By Senator Lena C. Taylor
Last week, I was checking my calendar for upcoming events, when I noticed a reminder: Remember to wear orange on Friday……
If Hadiya Pendleton were alive today, she would be twenty-five years old. You can’t help but wonder what this young woman’s future would have held. As a student at King College Prep High school, in Chicago, Illinois, Hadiya was 15 years old. She was smart and engaged, reveling in student activities. A fixture on the school’s Honor Roll, Hadiya was also a majorette in the marching band.
On a cool January day, in 2013, Hadiya had just finished her final exams and was hanging out with friends at nearby, Harsh Park. By all accounts, the park is located in a safe neighborhood. Manicured lawns, tree lined streets, and beautiful homes populate the area. Heck, President Barack Obama’s Chicago home was just a mile away.
As the group of friends chatted, rain began to fall. It turned out that the weather was the least of their worries. While taking shelter, an unidentified male jumped a fence and ran toward the group of kids. He began shooting at them and Hadiya was struck in the back. Another member of her group was shot in the leg. As quickly as the gunman appeared, he fled in a waiting car. Hadiya died from her injuries. The shooter didn’t know her. He mistook the group of youth as members of a rival gang. Nothing could have been further from the truth.
The week before her death, Hadiya had marched with her drill team in President Barack Obama’s 2nd inaugural parade. She and her family had done everything right. Yet, she fell victim to gun violence. The impact of her death was devastating and far reaching. Hadiya became a symbol for the horrors of gun violence in Chicago and around the nation. To honor her memory and raise awareness about the loss of life to gun violence, Hadiya’s friends and family decided to wear orange clothing. The color, which is used by hunters to keep safe in the woods, was an excellent visual reminder of the work that remains.
Like that color, we need to do everything within our power to keep others safe. As legislators, our “orange” also comes in the form of the passage of responsible gun reform laws. Since Hadiya’s death, gun related deaths have continued to rise. According to the Centers for Disease Control Prevention (CDC), in 2021, the most recent year for which complete data is available, 48,830 people died from gun-related injuries in the U.S.
These numbers include homicides, suicides, accidental and law enforcement related shootings. The numbers are staggering and represent the reality that a gun is fired every day in this country. In fact, the CDC further determined that 120 Americans are killed with guns and more than 200 people are shot and wounded daily.

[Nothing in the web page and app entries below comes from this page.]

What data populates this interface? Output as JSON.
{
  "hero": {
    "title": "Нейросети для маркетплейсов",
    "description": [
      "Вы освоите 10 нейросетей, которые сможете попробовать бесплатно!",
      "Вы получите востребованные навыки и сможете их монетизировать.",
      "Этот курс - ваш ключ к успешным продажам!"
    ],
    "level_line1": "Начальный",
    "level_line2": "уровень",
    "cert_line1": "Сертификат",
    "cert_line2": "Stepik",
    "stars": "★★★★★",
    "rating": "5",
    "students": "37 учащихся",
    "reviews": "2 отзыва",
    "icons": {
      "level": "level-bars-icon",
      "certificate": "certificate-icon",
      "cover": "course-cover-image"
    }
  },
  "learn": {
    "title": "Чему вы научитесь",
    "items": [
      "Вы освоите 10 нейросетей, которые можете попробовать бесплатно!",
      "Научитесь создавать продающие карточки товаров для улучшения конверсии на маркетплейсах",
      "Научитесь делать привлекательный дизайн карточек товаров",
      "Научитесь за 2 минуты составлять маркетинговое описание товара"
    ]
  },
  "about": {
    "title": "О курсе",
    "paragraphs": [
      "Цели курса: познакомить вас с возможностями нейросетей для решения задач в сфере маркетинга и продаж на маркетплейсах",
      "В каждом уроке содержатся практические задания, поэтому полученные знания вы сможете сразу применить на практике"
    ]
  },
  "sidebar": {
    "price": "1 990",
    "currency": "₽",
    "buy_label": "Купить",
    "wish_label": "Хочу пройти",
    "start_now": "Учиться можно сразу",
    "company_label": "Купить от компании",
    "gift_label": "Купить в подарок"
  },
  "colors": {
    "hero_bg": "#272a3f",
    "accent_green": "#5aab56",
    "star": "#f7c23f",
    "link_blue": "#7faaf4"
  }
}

While legislators disagree on how to best address the problem, and lobbyists use their outsized resources to stop meaningful legislation from moving forward, private citizens, neighborhood groups, and local municipalities are taking measures into their own hands. Whether gun buy-back or incentive programs, gun courts, or the creation of Violence Preventions offices, residents are not waiting on elected officials to get their acts together. Hadiya is one name. We know that there are hundreds of thousands of names that could have been used in my column. We need to do everything we can to stop that list of names from growing.